Escaping into the wild — tamely

Before the sun beat down in its fury Sunday afternoon, came a “window” of cloud cover. The overcast sky allowed us to venture out like in some science fiction movie where humans are averse to daylight, except in our case it’s the blasted heat.
Stealthily, we fled into the wild, where we careened down a shaded path through fields, over streams and defied our limits by racing alongside wildlife taken by surprise. We were on the Prairie Spirit Trail — a jewel of a gift from our beloved Kansas.
A simple bike ride yielded sightings of deer, baby rabbits and some kind of big bluish-grey birds — perhaps blue geese — near the Carlyle rest area.
Most rides we see plate-size turtles, a snake or two, plenty of lizards, scads of butterflies and birds, and sometimes people.
We’ve seen trees branch out since spring, wildflowers bloom and fields mature with corn and soybeans. We bellow, “moo” to the nearby cows. And we stop to marvel at the ever-changing hues of the prairie landscape. How can there be so many shades of green.
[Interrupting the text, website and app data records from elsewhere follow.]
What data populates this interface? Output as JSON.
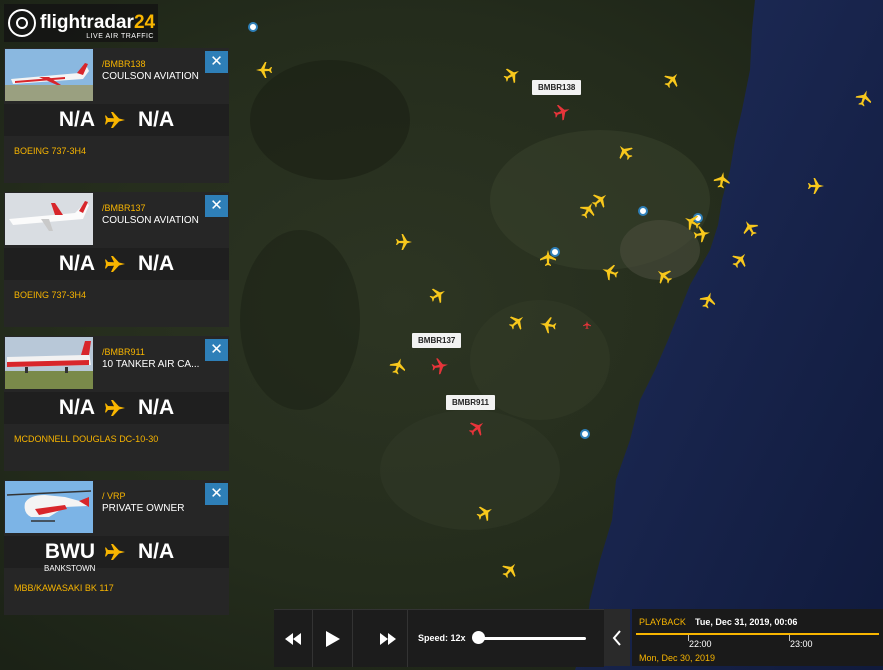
{
  "app": {
    "logo_word": "flightradar",
    "logo_num": "24",
    "logo_sub": "LIVE AIR TRAFFIC"
  },
  "panels": [
    {
      "callsign": "/BMBR138",
      "airline": "COULSON AVIATION",
      "origin": "N/A",
      "origin_sub": "",
      "destination": "N/A",
      "aircraft": "BOEING 737-3H4",
      "close": "✕",
      "photo": "red-white-jet-photo"
    },
    {
      "callsign": "/BMBR137",
      "airline": "COULSON AVIATION",
      "origin": "N/A",
      "origin_sub": "",
      "destination": "N/A",
      "aircraft": "BOEING 737-3H4",
      "close": "✕",
      "photo": "white-red-jet-photo"
    },
    {
      "callsign": "/BMBR911",
      "airline": "10 TANKER AIR CA...",
      "origin": "N/A",
      "origin_sub": "",
      "destination": "N/A",
      "aircraft": "MCDONNELL DOUGLAS DC-10-30",
      "close": "✕",
      "photo": "dc10-tanker-photo"
    },
    {
      "callsign": "/ VRP",
      "airline": "PRIVATE OWNER",
      "origin": "BWU",
      "origin_sub": "BANKSTOWN",
      "destination": "N/A",
      "aircraft": "MBB/KAWASAKI BK 117",
      "close": "✕",
      "photo": "helicopter-photo"
    }
  ],
  "map_labels": [
    {
      "text": "BMBR138"
    },
    {
      "text": "BMBR137"
    },
    {
      "text": "BMBR911"
    }
  ],
  "controls": {
    "rewind_icon": "rewind-icon",
    "play_icon": "play-icon",
    "forward_icon": "fast-forward-icon",
    "speed_label": "Speed: 12x",
    "speed_fraction": 0.0
  },
  "playback": {
    "title": "PLAYBACK",
    "date": "Tue, Dec 31, 2019, 00:06",
    "tick1": "22:00",
    "tick2": "23:00",
    "day": "Mon, Dec 30, 2019",
    "collapse_icon": "chevron-left-icon"
  },
  "colors": {
    "accent": "#f8b500",
    "close_button": "#2e7fb8",
    "highlight_plane": "#e8343a"
  }
}
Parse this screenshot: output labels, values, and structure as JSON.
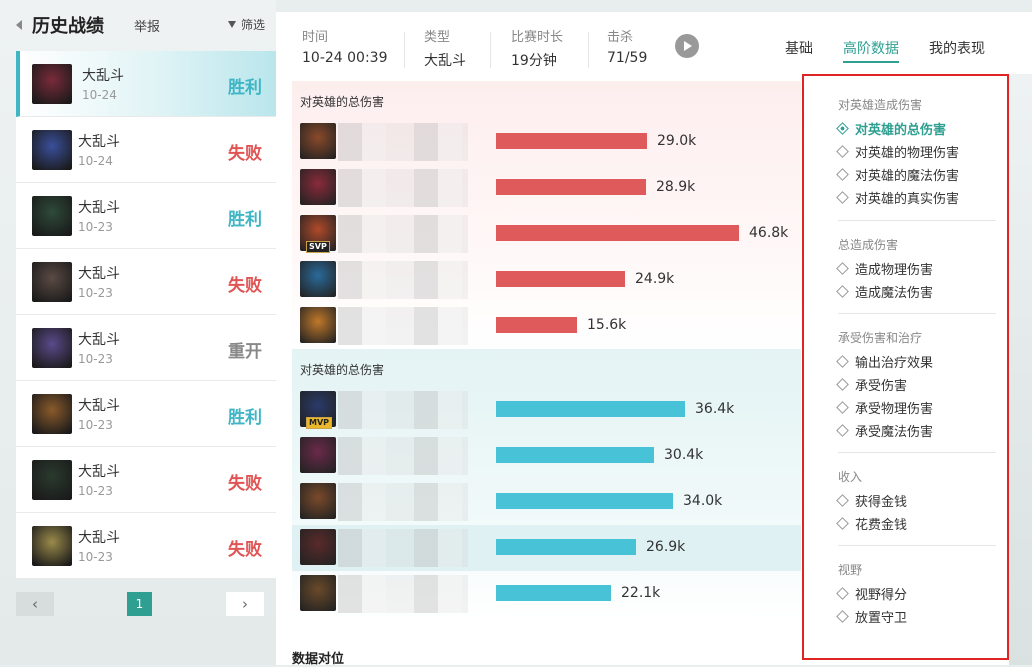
{
  "sidebar": {
    "title": "历史战绩",
    "report_label": "举报",
    "filter_label": "筛选",
    "matches": [
      {
        "mode": "大乱斗",
        "date": "10-24",
        "result": "胜利",
        "result_type": "win",
        "avatar_color": "#7a2a3a"
      },
      {
        "mode": "大乱斗",
        "date": "10-24",
        "result": "失败",
        "result_type": "lose",
        "avatar_color": "#3a4f9a"
      },
      {
        "mode": "大乱斗",
        "date": "10-23",
        "result": "胜利",
        "result_type": "win",
        "avatar_color": "#2e4a3a"
      },
      {
        "mode": "大乱斗",
        "date": "10-23",
        "result": "失败",
        "result_type": "lose",
        "avatar_color": "#5a4a44"
      },
      {
        "mode": "大乱斗",
        "date": "10-23",
        "result": "重开",
        "result_type": "remake",
        "avatar_color": "#5a4a8a"
      },
      {
        "mode": "大乱斗",
        "date": "10-23",
        "result": "胜利",
        "result_type": "win",
        "avatar_color": "#8a5a2a"
      },
      {
        "mode": "大乱斗",
        "date": "10-23",
        "result": "失败",
        "result_type": "lose",
        "avatar_color": "#2a3a2e"
      },
      {
        "mode": "大乱斗",
        "date": "10-23",
        "result": "失败",
        "result_type": "lose",
        "avatar_color": "#9a8a4a"
      }
    ],
    "pager": {
      "prev": "‹",
      "page": "1",
      "next": "›"
    }
  },
  "header": {
    "time_label": "时间",
    "time_value": "10-24 00:39",
    "type_label": "类型",
    "type_value": "大乱斗",
    "duration_label": "比赛时长",
    "duration_value": "19分钟",
    "kills_label": "击杀",
    "kills_value": "71/59",
    "tabs": [
      "基础",
      "高阶数据",
      "我的表现"
    ]
  },
  "red_team": {
    "label": "对英雄的总伤害",
    "players": [
      {
        "value": 29.0,
        "label": "29.0k",
        "color": "#8a4a2a",
        "badge": ""
      },
      {
        "value": 28.9,
        "label": "28.9k",
        "color": "#8a2a3a",
        "badge": ""
      },
      {
        "value": 46.8,
        "label": "46.8k",
        "color": "#b04a2a",
        "badge": "SVP"
      },
      {
        "value": 24.9,
        "label": "24.9k",
        "color": "#2a6a9a",
        "badge": ""
      },
      {
        "value": 15.6,
        "label": "15.6k",
        "color": "#c0782a",
        "badge": ""
      }
    ]
  },
  "blue_team": {
    "label": "对英雄的总伤害",
    "players": [
      {
        "value": 36.4,
        "label": "36.4k",
        "color": "#2a3a6a",
        "badge": "MVP"
      },
      {
        "value": 30.4,
        "label": "30.4k",
        "color": "#6a2a4a",
        "badge": ""
      },
      {
        "value": 34.0,
        "label": "34.0k",
        "color": "#7a4a2a",
        "badge": ""
      },
      {
        "value": 26.9,
        "label": "26.9k",
        "color": "#5a2a2a",
        "badge": ""
      },
      {
        "value": 22.1,
        "label": "22.1k",
        "color": "#6a4a2a",
        "badge": ""
      }
    ]
  },
  "bottom_title": "数据对位",
  "panel": {
    "groups": [
      {
        "title": "对英雄造成伤害",
        "options": [
          "对英雄的总伤害",
          "对英雄的物理伤害",
          "对英雄的魔法伤害",
          "对英雄的真实伤害"
        ]
      },
      {
        "title": "总造成伤害",
        "options": [
          "造成物理伤害",
          "造成魔法伤害"
        ]
      },
      {
        "title": "承受伤害和治疗",
        "options": [
          "输出治疗效果",
          "承受伤害",
          "承受物理伤害",
          "承受魔法伤害"
        ]
      },
      {
        "title": "收入",
        "options": [
          "获得金钱",
          "花费金钱"
        ]
      },
      {
        "title": "视野",
        "options": [
          "视野得分",
          "放置守卫"
        ]
      }
    ],
    "selected": "对英雄的总伤害"
  },
  "colors": {
    "accent": "#2e9f90",
    "win": "#3fb6c6",
    "lose": "#e05454",
    "red_bar": "#df5b5b",
    "blue_bar": "#47c2d6",
    "highlight_border": "#e02424"
  }
}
If August plays on cue, the grasslands will be bleached to browns and we’ll think back fondly to the lushness of today.
For us city folk, the countryside has never been so accessible. This trail that follows the old railway gives us a glimpse of rural life and its strong pull. It’s our chance to get off the beaten path — something you say you’ll always do when driving down the highway, but never take the time to do.
This summer, make a point of buying a rail trail pass that gives you passageway for the year at about the cost of seeing a movie. The Web site of the Kansas Department of Wildlife and Parks is a convenient access point. Or in town, wherever hunting licenses are sold are also the rail trail passes.
It’s family entertainment on the cheap — with rich rewards.

— Susan Lynn